Records shown Block Start

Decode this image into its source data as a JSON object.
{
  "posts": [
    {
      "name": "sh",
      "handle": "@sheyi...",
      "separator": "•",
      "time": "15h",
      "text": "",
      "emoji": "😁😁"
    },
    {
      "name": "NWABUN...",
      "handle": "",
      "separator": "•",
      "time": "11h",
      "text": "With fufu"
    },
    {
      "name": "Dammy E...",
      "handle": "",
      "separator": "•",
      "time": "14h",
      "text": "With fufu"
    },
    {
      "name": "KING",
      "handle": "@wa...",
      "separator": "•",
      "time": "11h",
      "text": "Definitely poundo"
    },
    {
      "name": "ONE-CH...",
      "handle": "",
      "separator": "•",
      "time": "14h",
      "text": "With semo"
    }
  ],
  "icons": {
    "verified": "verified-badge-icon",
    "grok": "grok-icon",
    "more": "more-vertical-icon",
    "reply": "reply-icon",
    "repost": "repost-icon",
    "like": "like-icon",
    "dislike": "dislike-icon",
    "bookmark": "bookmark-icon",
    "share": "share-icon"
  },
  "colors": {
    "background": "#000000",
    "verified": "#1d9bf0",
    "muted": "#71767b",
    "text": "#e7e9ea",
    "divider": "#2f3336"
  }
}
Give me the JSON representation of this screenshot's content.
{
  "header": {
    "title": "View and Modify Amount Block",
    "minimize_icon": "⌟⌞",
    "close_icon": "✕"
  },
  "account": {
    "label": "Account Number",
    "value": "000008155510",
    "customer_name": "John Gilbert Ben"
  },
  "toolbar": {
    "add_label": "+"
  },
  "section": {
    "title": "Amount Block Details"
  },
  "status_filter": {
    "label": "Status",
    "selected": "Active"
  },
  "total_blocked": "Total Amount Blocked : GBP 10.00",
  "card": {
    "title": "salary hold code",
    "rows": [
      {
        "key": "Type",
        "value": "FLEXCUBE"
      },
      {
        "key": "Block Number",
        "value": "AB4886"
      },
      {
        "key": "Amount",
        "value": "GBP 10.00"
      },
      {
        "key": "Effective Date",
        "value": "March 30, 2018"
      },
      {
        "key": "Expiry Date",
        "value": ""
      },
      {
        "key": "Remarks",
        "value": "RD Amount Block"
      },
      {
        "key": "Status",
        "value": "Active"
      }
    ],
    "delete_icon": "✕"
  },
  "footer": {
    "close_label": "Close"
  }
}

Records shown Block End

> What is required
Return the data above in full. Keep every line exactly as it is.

> Exercise output
Decode this image into its source data as a JSON object.
{
  "posts": [
    {
      "name": "sh",
      "handle": "@sheyi...",
      "separator": "•",
      "time": "15h",
      "text": "",
      "emoji": "😁😁"
    },
    {
      "name": "NWABUN...",
      "handle": "",
      "separator": "•",
      "time": "11h",
      "text": "With fufu"
    },
    {
      "name": "Dammy E...",
      "handle": "",
      "separator": "•",
      "time": "14h",
      "text": "With fufu"
    },
    {
      "name": "KING",
      "handle": "@wa...",
      "separator": "•",
      "time": "11h",
      "text": "Definitely poundo"
    },
    {
      "name": "ONE-CH...",
      "handle": "",
      "separator": "•",
      "time": "14h",
      "text": "With semo"
    }
  ],
  "icons": {
    "verified": "verified-badge-icon",
    "grok": "grok-icon",
    "more": "more-vertical-icon",
    "reply": "reply-icon",
    "repost": "repost-icon",
    "like": "like-icon",
    "dislike": "dislike-icon",
    "bookmark": "bookmark-icon",
    "share": "share-icon"
  },
  "colors": {
    "background": "#000000",
    "verified": "#1d9bf0",
    "muted": "#71767b",
    "text": "#e7e9ea",
    "divider": "#2f3336"
  }
}
Give me the JSON representation of this screenshot's content.
{
  "header": {
    "title": "View and Modify Amount Block",
    "minimize_icon": "⌟⌞",
    "close_icon": "✕"
  },
  "account": {
    "label": "Account Number",
    "value": "000008155510",
    "customer_name": "John Gilbert Ben"
  },
  "toolbar": {
    "add_label": "+"
  },
  "section": {
    "title": "Amount Block Details"
  },
  "status_filter": {
    "label": "Status",
    "selected": "Active"
  },
  "total_blocked": "Total Amount Blocked : GBP 10.00",
  "card": {
    "title": "salary hold code",
    "rows": [
      {
        "key": "Type",
        "value": "FLEXCUBE"
      },
      {
        "key": "Block Number",
        "value": "AB4886"
      },
      {
        "key": "Amount",
        "value": "GBP 10.00"
      },
      {
        "key": "Effective Date",
        "value": "March 30, 2018"
      },
      {
        "key": "Expiry Date",
        "value": ""
      },
      {
        "key": "Remarks",
        "value": "RD Amount Block"
      },
      {
        "key": "Status",
        "value": "Active"
      }
    ],
    "delete_icon": "✕"
  },
  "footer": {
    "close_label": "Close"
  }
}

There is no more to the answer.